Trekking through Herman Gulch

Winter has tightened its death grip around the throat of Colorado's vast wilderness and its showing no signs of letting go. As someone who never grew up skiing or snowboarding, being raised in central Missouri meant winter always harkened a season of trying to manage my paper route on a frozen bike, digging my car out of the snow bank the street plows buried it in and eating chili on a weekly basis. Mix in a few shoveled driveways for your elderly neighbors and you've all the makings for a deep seeded hatred for the powder so many Coloradans dance around a fire every October and make sacrifices to the gods for. Winter just isn't my thing. But heading into my second season of a proper rocky mountain winter, I've figured out how to make the most of it. So when my new friend Steven asked if we wanted to hike around in the frozen forest until our extremities go numb, we said "hell yes". 

Can you spot the tiny human? 

I don't think I've ever experienced wind as cold as we did up there near 12,000 ft. We huddled in the last clump of trees for a quick snack and a few sips of water. My hands took a long time to warm back up but the peanut butter cup trail mix that Jen brought and shared made the temporary loss of feeling temporarily worth it. 

The weather couldn't have been more bipolar. From gusting winds that sting any sliver of exposed skin, to fleeting rays of sunshine, mother natures kept us on our toes. 

It may not be as glamorous as skiing, and there were certainly times I wished I could slide down the hill I just struggled to crest, but snowshoeing has quickly become our favorite winter outdoor activity.
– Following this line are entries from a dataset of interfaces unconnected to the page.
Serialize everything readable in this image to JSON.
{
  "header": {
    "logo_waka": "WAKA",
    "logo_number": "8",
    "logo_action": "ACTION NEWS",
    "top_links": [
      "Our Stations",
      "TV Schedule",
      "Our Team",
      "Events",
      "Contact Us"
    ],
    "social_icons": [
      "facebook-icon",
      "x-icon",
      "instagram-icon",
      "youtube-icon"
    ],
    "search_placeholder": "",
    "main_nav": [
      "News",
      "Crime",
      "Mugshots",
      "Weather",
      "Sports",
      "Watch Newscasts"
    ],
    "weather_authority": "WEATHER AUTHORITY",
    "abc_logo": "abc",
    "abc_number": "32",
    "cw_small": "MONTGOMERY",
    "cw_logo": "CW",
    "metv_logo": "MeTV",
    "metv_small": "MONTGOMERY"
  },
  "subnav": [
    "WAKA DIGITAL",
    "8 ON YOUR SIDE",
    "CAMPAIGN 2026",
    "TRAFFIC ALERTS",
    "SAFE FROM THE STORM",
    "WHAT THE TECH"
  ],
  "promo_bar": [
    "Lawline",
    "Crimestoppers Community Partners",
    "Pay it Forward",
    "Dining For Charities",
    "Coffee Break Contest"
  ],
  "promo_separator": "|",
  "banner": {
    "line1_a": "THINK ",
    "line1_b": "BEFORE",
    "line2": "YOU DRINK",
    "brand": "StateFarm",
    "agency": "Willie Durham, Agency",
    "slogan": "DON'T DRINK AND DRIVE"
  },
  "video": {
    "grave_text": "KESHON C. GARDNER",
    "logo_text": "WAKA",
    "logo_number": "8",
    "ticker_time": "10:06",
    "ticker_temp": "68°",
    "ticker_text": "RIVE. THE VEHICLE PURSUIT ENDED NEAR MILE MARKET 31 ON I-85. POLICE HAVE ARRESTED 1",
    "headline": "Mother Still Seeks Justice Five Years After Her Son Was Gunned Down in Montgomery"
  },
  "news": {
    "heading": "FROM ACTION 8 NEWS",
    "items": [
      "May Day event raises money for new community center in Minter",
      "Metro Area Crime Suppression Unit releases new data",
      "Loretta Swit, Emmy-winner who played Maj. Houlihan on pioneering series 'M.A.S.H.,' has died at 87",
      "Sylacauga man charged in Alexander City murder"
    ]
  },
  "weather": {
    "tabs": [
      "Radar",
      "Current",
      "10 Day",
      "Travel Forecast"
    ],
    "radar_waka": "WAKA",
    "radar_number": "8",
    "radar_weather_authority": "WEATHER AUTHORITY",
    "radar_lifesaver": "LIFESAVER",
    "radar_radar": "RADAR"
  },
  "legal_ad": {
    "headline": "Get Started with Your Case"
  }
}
Its certainly aided in curing the ails from memories of midwest winters past.